### ASSIGNMENT
Write out each record below, word for word.

Data records:
------------------------
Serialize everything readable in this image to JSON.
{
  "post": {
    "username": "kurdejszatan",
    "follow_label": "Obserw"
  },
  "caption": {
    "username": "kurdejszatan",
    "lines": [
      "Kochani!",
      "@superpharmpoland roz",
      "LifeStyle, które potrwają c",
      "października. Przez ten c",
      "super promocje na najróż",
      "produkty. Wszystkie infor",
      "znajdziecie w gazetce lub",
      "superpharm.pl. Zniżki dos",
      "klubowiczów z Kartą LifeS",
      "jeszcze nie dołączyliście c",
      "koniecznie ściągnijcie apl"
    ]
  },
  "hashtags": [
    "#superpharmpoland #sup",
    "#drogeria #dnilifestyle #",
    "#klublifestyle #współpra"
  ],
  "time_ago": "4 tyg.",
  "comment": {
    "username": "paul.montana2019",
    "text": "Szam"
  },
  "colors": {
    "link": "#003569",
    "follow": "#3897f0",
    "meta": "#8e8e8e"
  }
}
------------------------
### RESPONSE TO THE EXERCISE
Serialize everything readable in this image to JSON.
{
  "post": {
    "username": "kurdejszatan",
    "follow_label": "Obserw"
  },
  "caption": {
    "username": "kurdejszatan",
    "lines": [
      "Kochani!",
      "@superpharmpoland roz",
      "LifeStyle, które potrwają c",
      "października. Przez ten c",
      "super promocje na najróż",
      "produkty. Wszystkie infor",
      "znajdziecie w gazetce lub",
      "superpharm.pl. Zniżki dos",
      "klubowiczów z Kartą LifeS",
      "jeszcze nie dołączyliście c",
      "koniecznie ściągnijcie apl"
    ]
  },
  "hashtags": [
    "#superpharmpoland #sup",
    "#drogeria #dnilifestyle #",
    "#klublifestyle #współpra"
  ],
  "time_ago": "4 tyg.",
  "comment": {
    "username": "paul.montana2019",
    "text": "Szam"
  },
  "colors": {
    "link": "#003569",
    "follow": "#3897f0",
    "meta": "#8e8e8e"
  }
}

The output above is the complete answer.